Pablo Picasso is one of the most famous of 20th Century painters, but he wanted to be known as a poet (don't we all!). Jerome Rothenberg and Pierre Joris have overseen a project to translate the majority of Picasso's poetic writing into English for the first time. The result is The Burial of the Count of Orgaz & Other Poems edited with Introductions by Jerome Rothenberg & Pierre Joris, and afterword by Michel Leiris. As Pierre read some of Picasso's prose poem journal entries from 1936, images of the handwritten text were projected behind him, across his black shirt & the white paper, like he was immersed in the text, himself written on.

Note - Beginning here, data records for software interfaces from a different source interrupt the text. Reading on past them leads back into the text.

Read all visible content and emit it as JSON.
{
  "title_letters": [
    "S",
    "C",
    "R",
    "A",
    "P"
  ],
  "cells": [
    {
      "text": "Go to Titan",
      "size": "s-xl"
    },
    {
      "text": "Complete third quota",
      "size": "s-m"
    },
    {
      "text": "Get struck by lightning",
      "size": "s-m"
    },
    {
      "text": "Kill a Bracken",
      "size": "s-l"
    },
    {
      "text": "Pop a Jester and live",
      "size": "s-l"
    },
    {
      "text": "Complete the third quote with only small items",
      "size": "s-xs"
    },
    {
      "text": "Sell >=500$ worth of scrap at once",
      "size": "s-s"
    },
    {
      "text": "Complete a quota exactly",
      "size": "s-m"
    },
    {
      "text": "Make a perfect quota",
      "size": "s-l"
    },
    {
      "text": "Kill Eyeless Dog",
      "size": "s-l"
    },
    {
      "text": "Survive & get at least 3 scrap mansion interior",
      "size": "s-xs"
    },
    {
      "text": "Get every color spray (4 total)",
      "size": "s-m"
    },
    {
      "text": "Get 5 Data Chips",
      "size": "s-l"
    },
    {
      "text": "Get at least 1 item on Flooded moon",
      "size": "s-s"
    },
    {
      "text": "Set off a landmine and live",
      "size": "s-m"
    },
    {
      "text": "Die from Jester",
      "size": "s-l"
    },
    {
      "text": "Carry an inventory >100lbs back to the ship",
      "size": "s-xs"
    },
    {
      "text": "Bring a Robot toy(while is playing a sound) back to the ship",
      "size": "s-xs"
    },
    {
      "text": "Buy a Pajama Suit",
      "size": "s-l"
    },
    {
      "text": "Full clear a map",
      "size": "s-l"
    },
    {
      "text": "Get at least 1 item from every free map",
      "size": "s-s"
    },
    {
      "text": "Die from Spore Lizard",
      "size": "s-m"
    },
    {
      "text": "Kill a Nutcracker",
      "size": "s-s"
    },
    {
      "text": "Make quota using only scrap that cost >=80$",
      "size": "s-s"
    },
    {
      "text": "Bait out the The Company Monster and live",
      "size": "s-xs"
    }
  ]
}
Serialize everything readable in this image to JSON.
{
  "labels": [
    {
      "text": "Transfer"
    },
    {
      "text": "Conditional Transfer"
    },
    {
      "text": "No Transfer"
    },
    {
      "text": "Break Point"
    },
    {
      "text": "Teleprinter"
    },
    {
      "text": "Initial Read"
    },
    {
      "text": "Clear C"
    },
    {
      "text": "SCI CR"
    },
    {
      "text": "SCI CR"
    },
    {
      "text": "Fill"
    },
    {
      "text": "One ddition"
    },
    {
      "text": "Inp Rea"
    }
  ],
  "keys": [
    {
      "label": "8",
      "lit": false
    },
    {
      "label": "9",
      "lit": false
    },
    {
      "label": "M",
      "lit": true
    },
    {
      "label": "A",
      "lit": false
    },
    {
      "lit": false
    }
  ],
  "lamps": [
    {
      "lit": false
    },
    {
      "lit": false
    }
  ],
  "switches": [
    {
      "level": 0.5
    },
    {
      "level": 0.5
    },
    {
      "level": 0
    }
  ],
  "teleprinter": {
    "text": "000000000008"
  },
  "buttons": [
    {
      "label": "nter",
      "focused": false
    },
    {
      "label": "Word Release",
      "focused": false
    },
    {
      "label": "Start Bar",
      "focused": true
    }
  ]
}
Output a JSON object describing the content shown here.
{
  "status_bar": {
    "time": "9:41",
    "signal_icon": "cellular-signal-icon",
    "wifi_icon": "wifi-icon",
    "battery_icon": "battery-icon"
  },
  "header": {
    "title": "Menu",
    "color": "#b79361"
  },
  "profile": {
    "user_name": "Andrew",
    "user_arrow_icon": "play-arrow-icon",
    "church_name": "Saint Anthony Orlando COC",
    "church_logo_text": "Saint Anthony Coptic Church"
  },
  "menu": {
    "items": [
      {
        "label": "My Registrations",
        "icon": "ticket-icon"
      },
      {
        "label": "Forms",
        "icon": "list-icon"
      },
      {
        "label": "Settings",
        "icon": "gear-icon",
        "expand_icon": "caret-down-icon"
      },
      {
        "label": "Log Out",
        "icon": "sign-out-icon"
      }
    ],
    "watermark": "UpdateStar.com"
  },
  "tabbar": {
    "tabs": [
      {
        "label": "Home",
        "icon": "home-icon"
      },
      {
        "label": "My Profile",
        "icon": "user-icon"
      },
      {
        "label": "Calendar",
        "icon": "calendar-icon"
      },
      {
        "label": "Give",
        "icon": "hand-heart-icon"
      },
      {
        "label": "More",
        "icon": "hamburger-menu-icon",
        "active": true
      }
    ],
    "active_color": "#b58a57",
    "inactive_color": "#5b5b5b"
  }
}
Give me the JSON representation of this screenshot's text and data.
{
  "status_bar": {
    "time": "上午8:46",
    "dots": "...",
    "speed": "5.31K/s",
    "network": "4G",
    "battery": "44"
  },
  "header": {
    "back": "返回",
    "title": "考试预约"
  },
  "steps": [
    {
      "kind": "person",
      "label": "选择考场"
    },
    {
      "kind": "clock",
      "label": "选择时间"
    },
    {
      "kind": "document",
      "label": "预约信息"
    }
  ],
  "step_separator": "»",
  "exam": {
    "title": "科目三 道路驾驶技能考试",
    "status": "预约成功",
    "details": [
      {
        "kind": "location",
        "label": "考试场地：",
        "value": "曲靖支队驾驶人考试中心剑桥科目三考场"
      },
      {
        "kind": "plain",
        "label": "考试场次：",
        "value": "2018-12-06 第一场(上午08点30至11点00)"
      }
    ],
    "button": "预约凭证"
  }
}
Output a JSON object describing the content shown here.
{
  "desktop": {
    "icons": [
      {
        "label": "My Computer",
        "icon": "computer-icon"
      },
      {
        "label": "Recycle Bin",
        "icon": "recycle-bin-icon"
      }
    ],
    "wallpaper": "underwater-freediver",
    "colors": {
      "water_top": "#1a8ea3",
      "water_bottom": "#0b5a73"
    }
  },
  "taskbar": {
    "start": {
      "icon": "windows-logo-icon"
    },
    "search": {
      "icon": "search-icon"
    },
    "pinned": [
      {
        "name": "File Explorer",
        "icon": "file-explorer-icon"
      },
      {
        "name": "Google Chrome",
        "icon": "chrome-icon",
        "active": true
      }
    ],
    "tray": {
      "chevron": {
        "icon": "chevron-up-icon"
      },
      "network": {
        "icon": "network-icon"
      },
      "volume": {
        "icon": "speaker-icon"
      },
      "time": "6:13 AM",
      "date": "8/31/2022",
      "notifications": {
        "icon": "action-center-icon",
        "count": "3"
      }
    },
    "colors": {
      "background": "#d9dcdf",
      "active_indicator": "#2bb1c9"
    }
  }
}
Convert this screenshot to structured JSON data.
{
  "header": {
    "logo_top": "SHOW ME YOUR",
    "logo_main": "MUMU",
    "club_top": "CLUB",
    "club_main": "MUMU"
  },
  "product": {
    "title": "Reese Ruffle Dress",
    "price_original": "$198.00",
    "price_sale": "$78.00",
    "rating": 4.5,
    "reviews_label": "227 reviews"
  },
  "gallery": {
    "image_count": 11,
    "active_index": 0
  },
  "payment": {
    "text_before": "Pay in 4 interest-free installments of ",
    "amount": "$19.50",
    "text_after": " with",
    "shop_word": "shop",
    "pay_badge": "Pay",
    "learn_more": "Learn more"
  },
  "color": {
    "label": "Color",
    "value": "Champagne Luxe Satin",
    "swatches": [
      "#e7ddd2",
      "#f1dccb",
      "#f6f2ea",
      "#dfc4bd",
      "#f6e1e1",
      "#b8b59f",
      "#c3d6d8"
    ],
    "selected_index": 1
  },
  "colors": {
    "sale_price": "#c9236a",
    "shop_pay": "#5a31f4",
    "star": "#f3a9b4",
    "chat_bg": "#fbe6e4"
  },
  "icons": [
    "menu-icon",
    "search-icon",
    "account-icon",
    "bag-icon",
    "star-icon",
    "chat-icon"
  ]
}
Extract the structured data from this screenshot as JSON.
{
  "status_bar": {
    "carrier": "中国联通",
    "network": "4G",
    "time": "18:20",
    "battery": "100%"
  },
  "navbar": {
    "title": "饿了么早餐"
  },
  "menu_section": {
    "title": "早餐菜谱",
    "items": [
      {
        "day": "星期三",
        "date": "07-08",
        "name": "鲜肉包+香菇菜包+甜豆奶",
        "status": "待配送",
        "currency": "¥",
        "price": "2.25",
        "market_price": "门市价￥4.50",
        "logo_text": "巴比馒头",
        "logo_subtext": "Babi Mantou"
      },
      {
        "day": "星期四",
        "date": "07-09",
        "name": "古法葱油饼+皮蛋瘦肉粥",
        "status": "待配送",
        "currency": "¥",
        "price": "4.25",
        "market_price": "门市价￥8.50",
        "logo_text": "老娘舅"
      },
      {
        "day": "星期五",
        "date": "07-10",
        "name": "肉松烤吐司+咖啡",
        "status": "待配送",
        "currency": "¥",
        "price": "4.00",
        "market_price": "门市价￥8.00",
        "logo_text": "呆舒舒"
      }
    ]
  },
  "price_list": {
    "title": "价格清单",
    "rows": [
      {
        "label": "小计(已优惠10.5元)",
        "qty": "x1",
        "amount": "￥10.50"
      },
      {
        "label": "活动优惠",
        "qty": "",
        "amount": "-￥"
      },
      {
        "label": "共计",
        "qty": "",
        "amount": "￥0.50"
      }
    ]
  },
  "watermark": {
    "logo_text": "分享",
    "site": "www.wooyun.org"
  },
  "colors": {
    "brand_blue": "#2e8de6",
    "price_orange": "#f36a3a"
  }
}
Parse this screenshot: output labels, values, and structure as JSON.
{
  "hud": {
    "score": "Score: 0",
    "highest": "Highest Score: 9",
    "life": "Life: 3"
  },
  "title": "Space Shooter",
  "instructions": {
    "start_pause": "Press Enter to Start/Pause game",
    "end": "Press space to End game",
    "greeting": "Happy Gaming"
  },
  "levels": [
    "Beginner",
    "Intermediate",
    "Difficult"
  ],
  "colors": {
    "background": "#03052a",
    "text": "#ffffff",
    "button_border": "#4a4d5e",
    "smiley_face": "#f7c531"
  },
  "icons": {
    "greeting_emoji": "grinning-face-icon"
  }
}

As with the text from Picasso, Pierre keeps introducing us to poets we don't know about but should, must. So next he read a series of short, almost tiny, poems by the Luxembourg poet, Anise Koltz, like:
I am looking for a baptismal font
to hand back my name
to drown it
in its holy water
I take original
sin upon me
like a force
that makes me invulnerable
Back to Nicole, who did the extended version of "The Dragon Land Bakery" (also on her CD) with the full version of the film by her son Joseph Mastantuono. But on the CD you won't hear Mike Bisio who was given room to stretch out his version of stretching those thick bass strings. I mean, he could be distracting while trying to watch a film at the same time, he literally dances with that wooden honey of his.
After the break Pierre came back with Mike & read from "Lemur Mornings" (from his book Turbulence, St. Lazaire Press, 1991). He continued into "Hands of Gargas", crouched over a light box that contained a video camera focused on his hands as he read the poem. The image of his gesturing hands was projected on the screen with images from the cave of the prints of hands about which he was reading, mano a mano. It was perhaps the best combination of images & words (with "Dragon Land Bakery") of the night.
Then Nicole closed, fittingly enough, with a "Karaoke" version of Piaf's "Non Rien de Rien", with Mike playing along.
She has had a good run with the Experimental Cabaret. I've been privileged to perform a couple times, once with a slide/poem performance of my work & from 3 Guys from Albany, & more recently with Nicole doing poems by Iraqi poets. But we expect her back. And check out Mike Bisio whenever you can. There is a link to Pierre's blog at the very bottom of this site -- check it out too.